[WORK INSTRUCTIONS]: Check each line of the records for "accent"; collect those that have it.

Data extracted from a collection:
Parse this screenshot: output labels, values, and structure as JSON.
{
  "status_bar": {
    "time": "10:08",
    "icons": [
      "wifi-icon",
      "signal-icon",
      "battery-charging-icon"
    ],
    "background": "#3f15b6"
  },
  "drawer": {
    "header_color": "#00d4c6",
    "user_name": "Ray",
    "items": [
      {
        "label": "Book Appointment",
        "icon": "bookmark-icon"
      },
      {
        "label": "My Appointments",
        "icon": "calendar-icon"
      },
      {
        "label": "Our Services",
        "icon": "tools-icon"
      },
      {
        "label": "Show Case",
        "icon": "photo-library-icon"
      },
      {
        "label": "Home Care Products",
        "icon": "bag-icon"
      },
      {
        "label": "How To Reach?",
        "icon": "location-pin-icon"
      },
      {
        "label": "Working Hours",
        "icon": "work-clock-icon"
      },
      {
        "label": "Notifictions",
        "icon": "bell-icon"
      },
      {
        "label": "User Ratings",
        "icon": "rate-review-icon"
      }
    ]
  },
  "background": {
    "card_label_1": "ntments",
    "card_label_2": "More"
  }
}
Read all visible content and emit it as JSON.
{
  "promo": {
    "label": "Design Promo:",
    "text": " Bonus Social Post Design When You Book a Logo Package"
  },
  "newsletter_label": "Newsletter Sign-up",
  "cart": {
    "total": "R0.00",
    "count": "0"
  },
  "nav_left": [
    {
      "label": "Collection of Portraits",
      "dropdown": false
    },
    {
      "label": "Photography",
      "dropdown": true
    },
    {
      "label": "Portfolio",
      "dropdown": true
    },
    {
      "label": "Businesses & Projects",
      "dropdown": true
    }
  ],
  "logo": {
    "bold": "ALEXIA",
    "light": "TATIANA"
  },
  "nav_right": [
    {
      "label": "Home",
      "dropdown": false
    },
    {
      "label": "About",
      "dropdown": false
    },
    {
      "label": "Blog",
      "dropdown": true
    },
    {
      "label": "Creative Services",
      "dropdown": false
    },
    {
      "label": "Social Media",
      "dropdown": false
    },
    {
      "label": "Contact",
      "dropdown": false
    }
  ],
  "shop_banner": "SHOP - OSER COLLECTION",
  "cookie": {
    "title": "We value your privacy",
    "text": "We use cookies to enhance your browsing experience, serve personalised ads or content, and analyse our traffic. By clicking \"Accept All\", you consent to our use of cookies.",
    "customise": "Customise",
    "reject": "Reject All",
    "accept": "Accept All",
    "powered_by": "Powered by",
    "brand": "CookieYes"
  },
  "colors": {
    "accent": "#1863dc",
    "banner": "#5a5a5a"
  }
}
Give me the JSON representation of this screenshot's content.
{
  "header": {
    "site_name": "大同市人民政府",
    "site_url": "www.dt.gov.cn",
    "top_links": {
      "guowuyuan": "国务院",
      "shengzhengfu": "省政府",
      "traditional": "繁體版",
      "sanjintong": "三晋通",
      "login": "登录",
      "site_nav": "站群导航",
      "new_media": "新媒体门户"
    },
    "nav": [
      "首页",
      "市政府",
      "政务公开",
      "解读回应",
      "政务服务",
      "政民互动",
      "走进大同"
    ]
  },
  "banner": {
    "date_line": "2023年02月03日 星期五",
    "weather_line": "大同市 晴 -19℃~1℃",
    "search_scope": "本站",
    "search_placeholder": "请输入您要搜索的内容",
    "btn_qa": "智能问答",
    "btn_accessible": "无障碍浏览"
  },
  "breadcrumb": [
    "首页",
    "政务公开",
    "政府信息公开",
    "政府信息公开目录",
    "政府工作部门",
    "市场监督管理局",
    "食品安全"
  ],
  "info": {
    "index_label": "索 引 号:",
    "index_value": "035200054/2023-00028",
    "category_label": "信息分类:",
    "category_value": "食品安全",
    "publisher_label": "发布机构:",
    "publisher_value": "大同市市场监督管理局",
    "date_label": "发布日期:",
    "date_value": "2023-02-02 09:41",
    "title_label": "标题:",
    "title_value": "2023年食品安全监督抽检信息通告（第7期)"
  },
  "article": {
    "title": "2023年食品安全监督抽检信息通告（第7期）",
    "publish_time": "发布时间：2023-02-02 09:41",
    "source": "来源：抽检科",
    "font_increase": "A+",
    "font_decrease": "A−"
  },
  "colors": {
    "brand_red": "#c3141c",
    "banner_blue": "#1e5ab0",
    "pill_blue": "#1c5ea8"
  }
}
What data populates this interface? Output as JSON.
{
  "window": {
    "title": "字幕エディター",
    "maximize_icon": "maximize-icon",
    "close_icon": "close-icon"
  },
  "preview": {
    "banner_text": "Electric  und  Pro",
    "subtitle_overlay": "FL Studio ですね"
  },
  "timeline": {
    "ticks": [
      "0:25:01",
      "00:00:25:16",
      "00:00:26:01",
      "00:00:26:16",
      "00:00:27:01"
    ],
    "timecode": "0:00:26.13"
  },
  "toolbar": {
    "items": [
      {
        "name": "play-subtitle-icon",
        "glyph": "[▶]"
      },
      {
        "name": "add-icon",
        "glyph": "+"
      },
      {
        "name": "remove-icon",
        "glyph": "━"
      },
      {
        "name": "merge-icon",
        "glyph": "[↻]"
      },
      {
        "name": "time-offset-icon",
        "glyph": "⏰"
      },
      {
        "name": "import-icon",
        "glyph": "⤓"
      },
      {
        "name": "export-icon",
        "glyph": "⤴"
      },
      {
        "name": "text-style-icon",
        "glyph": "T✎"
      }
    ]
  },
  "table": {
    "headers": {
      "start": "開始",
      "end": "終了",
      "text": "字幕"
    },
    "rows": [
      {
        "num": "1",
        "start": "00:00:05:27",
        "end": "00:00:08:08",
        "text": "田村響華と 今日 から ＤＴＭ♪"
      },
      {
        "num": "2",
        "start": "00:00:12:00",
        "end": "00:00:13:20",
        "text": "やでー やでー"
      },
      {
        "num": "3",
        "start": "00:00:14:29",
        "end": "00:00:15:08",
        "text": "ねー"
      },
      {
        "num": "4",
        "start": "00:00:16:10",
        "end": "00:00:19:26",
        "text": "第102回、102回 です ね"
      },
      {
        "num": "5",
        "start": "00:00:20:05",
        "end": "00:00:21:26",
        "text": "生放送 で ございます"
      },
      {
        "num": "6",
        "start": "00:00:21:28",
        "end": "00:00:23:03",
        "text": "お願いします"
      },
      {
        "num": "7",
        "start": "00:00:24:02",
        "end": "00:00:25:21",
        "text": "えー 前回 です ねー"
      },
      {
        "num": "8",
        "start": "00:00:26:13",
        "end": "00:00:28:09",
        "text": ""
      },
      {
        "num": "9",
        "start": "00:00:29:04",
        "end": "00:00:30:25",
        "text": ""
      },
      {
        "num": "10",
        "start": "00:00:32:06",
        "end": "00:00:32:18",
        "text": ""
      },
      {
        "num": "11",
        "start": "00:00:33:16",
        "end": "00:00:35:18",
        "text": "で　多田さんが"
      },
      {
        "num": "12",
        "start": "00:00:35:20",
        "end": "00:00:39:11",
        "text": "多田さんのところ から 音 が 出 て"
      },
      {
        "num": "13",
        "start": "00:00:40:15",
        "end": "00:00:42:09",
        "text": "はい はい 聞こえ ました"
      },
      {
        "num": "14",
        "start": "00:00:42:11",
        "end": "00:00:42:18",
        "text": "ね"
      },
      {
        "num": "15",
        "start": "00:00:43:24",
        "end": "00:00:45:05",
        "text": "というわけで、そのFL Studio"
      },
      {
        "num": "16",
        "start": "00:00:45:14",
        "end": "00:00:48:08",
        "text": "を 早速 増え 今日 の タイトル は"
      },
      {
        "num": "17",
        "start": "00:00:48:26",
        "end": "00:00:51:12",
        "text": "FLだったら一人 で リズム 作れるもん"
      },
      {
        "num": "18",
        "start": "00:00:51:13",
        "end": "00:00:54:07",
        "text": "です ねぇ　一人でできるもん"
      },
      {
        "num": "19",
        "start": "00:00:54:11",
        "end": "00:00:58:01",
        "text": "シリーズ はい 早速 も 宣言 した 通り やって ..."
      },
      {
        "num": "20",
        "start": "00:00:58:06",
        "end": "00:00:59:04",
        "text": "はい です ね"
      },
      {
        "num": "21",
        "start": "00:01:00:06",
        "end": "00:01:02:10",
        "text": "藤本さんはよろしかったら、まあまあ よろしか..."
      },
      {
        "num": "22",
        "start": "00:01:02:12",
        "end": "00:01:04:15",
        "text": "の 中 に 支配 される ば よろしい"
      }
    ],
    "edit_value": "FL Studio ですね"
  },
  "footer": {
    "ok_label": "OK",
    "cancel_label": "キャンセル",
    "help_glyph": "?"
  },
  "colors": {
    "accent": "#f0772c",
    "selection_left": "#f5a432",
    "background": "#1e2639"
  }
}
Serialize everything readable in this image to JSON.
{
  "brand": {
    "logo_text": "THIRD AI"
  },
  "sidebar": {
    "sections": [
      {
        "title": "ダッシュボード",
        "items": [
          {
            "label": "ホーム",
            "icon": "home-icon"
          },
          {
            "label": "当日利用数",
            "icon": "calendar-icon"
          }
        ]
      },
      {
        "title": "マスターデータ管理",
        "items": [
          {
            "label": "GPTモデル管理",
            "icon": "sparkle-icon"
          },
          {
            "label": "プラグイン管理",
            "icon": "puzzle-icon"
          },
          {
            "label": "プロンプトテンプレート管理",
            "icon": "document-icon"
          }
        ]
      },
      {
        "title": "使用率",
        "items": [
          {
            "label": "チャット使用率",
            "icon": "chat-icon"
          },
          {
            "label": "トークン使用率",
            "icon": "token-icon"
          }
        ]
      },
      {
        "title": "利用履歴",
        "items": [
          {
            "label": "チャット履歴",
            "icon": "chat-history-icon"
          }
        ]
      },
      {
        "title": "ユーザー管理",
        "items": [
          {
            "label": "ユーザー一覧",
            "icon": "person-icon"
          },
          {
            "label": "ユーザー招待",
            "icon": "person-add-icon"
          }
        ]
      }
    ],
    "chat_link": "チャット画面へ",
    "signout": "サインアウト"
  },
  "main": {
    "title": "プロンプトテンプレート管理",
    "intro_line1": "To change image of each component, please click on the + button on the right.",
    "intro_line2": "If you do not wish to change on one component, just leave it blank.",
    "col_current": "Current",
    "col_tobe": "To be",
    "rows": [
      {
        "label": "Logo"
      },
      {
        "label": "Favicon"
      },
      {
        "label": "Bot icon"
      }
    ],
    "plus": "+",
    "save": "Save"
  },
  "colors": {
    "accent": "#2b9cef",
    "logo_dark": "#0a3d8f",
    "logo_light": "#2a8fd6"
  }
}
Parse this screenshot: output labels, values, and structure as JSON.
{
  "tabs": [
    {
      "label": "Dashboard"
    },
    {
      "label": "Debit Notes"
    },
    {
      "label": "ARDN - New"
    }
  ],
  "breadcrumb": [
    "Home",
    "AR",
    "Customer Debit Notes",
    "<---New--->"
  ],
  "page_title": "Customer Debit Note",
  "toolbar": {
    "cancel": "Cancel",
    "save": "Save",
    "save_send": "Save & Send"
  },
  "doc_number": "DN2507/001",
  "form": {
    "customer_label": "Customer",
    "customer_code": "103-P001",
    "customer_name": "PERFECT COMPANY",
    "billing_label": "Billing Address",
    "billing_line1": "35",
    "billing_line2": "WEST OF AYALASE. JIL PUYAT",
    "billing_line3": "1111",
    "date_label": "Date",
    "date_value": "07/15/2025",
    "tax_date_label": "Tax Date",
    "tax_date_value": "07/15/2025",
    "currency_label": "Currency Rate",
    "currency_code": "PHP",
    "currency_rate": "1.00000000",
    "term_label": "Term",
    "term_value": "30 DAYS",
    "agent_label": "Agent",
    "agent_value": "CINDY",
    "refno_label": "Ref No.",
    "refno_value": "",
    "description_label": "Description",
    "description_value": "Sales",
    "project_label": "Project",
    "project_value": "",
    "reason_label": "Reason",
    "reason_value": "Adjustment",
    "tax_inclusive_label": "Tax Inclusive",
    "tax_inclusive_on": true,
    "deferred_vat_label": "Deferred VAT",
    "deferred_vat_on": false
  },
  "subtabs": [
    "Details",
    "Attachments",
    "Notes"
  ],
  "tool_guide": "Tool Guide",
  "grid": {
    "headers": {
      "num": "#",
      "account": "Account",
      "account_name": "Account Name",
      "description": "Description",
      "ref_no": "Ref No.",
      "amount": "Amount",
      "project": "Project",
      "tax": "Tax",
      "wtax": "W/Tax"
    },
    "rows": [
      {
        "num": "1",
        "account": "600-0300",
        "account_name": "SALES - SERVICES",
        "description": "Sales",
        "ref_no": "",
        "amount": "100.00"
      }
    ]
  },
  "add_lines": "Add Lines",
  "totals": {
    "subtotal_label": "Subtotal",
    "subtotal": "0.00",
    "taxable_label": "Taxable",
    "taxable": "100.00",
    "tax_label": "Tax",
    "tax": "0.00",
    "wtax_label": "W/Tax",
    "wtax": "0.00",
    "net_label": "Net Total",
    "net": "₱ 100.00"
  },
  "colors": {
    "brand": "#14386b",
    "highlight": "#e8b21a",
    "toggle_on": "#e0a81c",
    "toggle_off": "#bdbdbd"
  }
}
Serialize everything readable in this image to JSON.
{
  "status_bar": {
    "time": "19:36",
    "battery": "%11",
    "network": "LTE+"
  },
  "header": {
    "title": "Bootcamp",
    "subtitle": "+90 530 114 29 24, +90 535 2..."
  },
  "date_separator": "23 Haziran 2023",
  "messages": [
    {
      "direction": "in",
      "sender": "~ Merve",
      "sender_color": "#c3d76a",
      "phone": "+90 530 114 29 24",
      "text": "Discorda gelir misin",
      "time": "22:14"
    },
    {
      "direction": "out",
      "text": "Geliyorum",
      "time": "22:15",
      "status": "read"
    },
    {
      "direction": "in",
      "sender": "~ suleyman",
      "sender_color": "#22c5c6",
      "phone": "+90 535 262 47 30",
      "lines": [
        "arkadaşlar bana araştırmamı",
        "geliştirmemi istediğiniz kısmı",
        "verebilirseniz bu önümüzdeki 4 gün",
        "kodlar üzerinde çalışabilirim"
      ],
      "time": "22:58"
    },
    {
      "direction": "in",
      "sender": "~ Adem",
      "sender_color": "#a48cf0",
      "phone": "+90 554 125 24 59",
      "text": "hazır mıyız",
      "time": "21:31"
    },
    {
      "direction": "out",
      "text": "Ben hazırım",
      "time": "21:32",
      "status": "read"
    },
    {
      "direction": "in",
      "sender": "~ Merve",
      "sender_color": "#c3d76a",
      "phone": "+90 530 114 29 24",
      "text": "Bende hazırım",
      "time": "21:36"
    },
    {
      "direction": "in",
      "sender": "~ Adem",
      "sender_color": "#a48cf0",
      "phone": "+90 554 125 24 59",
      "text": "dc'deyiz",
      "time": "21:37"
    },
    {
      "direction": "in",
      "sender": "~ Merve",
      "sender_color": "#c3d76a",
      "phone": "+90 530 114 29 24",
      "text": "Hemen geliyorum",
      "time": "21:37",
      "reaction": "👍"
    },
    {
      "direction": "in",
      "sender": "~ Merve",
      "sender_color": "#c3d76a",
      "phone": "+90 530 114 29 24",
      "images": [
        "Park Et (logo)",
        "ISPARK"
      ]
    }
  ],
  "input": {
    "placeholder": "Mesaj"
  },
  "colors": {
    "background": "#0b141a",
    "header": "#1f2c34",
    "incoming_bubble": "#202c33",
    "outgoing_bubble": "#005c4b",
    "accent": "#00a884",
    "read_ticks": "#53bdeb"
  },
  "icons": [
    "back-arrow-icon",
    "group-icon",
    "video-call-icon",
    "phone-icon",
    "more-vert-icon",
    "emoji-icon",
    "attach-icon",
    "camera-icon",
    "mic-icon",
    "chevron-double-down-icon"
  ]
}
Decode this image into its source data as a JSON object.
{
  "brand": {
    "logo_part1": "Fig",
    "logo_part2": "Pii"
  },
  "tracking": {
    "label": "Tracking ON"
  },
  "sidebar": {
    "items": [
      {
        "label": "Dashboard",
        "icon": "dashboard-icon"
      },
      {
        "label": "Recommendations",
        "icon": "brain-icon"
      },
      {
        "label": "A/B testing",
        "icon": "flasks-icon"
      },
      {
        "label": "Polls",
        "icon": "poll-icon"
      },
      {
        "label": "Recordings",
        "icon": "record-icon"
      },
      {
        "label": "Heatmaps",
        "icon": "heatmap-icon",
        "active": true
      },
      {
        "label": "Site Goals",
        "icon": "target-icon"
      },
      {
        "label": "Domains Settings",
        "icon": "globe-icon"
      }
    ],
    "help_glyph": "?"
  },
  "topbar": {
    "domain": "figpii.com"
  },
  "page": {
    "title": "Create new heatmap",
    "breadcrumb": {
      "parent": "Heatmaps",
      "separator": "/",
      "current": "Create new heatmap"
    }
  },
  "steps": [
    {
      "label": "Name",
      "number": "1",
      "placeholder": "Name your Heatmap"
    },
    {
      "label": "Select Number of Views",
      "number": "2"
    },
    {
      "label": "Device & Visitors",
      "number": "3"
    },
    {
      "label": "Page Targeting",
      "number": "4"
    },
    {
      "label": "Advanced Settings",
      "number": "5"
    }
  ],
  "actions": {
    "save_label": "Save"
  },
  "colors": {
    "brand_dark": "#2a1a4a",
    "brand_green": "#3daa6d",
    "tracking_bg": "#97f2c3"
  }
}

[ANSWER SPACE]:
    "accent": "#1863dc",
    "accent": "#f0772c",
    "accent": "#2b9cef",
    "accent": "#00a884",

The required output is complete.